When I originally proposed the idea of this group to my then-girlfriend, Aimee, I envisioned a group of a dozen or so members that would get together for game sessions once a month or so. Almost three years (and one wedding) later my wife and I (with massive help from David Sollars, Micah Heath, and David Chauncey Clothier) have seen this grow well beyond what I could have ever imagined. The Retro Gamers Society was never destined to be my little gamer circle – the community nature of the hobby wouldn’t allow for that. With all of you being so enthusiastic about trades, meet-ups, Outreach, and all of the other things the RGS facilitates, this society has become something so much more. I’m proud to be a part of it. And I’m proud to call you all friends. It’s been quite the ride, but well worth the work. The Retro Gamers Society wouldn’t be where it is today if it weren’t for the epic community that powers it.

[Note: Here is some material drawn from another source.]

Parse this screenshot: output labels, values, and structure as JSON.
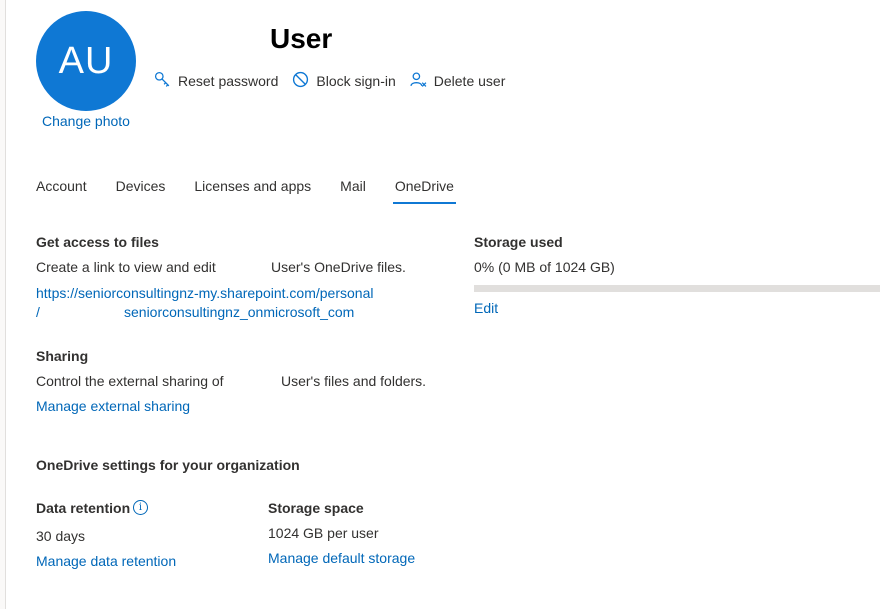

You folks are awesome.
And you should feel awesome.
See you at SGC this weekend! ♦
Brandon Cole Phillips
The Retro Gamers Society is excited to have expanded into the great state of Kansas! With many members along the Missouri border and in the Topeka and Wichita areas, it was only a matter of time until the RGS would have to expand north into friendly territory. We’re excited about the influx of new members we’ve been adding and want to extend a warm welcome into our rapidly growing group. Stay tuned to the Facebook Group for news on when the first meet-up will take place, and be sure to hit up the Exchange for trades and sales in your area.